## WORK INSTRUCTIONS
A complete, exact retyping of the data below is required.
----- RECORD SET
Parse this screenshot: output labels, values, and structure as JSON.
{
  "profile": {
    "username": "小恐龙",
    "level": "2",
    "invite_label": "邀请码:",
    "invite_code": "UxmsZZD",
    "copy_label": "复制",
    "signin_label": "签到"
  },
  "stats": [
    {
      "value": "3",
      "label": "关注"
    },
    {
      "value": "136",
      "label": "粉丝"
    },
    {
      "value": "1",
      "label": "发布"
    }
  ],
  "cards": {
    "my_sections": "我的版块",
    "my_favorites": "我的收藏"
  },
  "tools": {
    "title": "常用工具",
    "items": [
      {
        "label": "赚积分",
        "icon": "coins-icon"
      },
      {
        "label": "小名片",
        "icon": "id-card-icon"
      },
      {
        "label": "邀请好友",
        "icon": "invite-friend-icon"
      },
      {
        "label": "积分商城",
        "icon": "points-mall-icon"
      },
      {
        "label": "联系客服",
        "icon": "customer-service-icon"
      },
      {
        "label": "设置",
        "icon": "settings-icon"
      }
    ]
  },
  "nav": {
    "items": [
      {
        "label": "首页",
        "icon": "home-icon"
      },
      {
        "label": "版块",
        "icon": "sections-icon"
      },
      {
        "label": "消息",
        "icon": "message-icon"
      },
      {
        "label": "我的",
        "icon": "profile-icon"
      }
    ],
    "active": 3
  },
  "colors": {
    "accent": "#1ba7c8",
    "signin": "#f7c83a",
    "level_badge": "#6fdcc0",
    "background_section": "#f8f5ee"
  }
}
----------
## OUTPUT FOR THIS TASK
Parse this screenshot: output labels, values, and structure as JSON.
{
  "profile": {
    "username": "小恐龙",
    "level": "2",
    "invite_label": "邀请码:",
    "invite_code": "UxmsZZD",
    "copy_label": "复制",
    "signin_label": "签到"
  },
  "stats": [
    {
      "value": "3",
      "label": "关注"
    },
    {
      "value": "136",
      "label": "粉丝"
    },
    {
      "value": "1",
      "label": "发布"
    }
  ],
  "cards": {
    "my_sections": "我的版块",
    "my_favorites": "我的收藏"
  },
  "tools": {
    "title": "常用工具",
    "items": [
      {
        "label": "赚积分",
        "icon": "coins-icon"
      },
      {
        "label": "小名片",
        "icon": "id-card-icon"
      },
      {
        "label": "邀请好友",
        "icon": "invite-friend-icon"
      },
      {
        "label": "积分商城",
        "icon": "points-mall-icon"
      },
      {
        "label": "联系客服",
        "icon": "customer-service-icon"
      },
      {
        "label": "设置",
        "icon": "settings-icon"
      }
    ]
  },
  "nav": {
    "items": [
      {
        "label": "首页",
        "icon": "home-icon"
      },
      {
        "label": "版块",
        "icon": "sections-icon"
      },
      {
        "label": "消息",
        "icon": "message-icon"
      },
      {
        "label": "我的",
        "icon": "profile-icon"
      }
    ],
    "active": 3
  },
  "colors": {
    "accent": "#1ba7c8",
    "signin": "#f7c83a",
    "level_badge": "#6fdcc0",
    "background_section": "#f8f5ee"
  }
}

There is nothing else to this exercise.